Witches have been seen throughout many cultures as women who conjure up curses and spells and have made certain deals with the devil. While the autumn season is a time when plants go dormant, many farmers and villagers often saw it fit to blame these crop changes on witches and spells. There were many cases of witch hunts going on, the most famous example might be the Salem witch trials when many women were found guilty of witchcraft, but later it was known that it was all just a lot of gossip and not truly witchcraft.
Vampires are a type of revenant or a being that has died and come back to life, like a zombie or a mummy. Unlike a zombie or a mummy though, vampires are anything but mindless.

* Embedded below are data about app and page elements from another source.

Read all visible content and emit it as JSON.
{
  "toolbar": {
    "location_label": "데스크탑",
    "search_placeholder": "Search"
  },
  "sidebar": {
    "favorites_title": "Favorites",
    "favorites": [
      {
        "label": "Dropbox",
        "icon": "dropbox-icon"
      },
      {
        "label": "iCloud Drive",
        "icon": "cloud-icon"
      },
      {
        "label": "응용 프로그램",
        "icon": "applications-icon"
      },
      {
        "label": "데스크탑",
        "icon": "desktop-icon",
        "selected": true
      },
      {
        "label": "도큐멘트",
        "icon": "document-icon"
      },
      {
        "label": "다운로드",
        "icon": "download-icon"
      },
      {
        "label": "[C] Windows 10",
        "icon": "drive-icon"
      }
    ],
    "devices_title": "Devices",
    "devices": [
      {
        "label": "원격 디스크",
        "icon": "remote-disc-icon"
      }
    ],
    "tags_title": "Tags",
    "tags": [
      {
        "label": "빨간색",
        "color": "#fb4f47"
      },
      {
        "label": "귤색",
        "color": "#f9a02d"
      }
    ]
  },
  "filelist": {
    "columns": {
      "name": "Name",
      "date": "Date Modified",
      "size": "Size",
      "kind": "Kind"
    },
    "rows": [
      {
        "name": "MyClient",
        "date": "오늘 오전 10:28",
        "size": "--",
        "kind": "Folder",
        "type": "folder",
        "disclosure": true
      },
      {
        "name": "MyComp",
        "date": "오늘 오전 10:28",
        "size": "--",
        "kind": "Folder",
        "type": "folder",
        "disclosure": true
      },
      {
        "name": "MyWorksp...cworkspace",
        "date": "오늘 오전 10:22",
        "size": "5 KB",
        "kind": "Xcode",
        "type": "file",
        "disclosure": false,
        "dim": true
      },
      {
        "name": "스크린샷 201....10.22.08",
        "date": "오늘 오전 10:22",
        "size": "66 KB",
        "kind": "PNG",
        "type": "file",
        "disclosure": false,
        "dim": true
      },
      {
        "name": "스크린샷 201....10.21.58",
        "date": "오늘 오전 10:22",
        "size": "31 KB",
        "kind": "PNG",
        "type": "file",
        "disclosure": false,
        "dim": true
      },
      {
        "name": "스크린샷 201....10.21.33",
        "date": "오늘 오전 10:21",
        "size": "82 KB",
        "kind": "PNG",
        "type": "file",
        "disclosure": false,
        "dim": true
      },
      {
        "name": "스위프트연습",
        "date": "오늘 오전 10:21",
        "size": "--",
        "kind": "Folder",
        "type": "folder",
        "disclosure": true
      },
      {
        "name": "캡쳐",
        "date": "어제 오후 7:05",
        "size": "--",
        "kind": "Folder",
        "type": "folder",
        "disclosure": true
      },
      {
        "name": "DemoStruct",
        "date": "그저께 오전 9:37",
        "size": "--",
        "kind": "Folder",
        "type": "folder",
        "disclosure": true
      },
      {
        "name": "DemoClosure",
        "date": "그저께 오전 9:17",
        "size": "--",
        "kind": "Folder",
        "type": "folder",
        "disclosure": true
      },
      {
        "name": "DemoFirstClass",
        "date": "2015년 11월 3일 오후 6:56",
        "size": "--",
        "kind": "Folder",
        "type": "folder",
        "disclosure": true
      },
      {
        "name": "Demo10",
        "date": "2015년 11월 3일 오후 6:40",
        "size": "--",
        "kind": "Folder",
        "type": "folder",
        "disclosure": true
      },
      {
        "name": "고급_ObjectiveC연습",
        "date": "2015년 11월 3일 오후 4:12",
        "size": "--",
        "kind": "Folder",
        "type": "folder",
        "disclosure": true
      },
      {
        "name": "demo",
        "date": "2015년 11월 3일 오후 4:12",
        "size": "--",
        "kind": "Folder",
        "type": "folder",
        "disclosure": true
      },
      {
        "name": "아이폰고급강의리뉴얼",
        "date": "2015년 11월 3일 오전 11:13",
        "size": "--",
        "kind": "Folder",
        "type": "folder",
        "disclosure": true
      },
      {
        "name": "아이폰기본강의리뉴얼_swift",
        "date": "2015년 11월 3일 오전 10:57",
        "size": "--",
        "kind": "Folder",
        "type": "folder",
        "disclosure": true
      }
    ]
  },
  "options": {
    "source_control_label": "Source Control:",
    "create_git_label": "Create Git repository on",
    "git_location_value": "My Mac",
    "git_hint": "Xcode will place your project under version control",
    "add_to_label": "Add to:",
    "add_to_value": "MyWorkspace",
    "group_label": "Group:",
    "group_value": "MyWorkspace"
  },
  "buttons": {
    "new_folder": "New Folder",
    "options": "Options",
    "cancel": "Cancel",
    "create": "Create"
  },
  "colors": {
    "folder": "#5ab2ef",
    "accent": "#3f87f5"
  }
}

They are often seen as tricky or sneaky, getting close to people without revealing the truth of who they are before it’s too late. Folklore says that a vampire cannot enter your house unless they are invited, so be careful who you let in!
Bats and spiders
When the evil, the spooky, and the just plain weird weren’t enough, people started getting creeped out by the creepy crawlies of the world. Cobwebs bring up the image of a place that is abandoned and empty, and spiders do like to trap their prey. Bats, a nocturnal animal, was often attracted to the bonfires that people lit in celebration because the bonfires themselves attracted flying insects which are a dietary staple of many bats. Bats catch their prey by swooping into the swarm, which can be frightening for bystanders who can see the bat but not the bugs. Many probably felt as if the bats were attacking them directly.
Whatever traditions you choose to participate in this season, it’s good to know where they came from and that Halloween is itself a big melting pot of many celebrations and festivals so feel free to make it your own. Do what you like, and maybe even come up with some traditions of your own.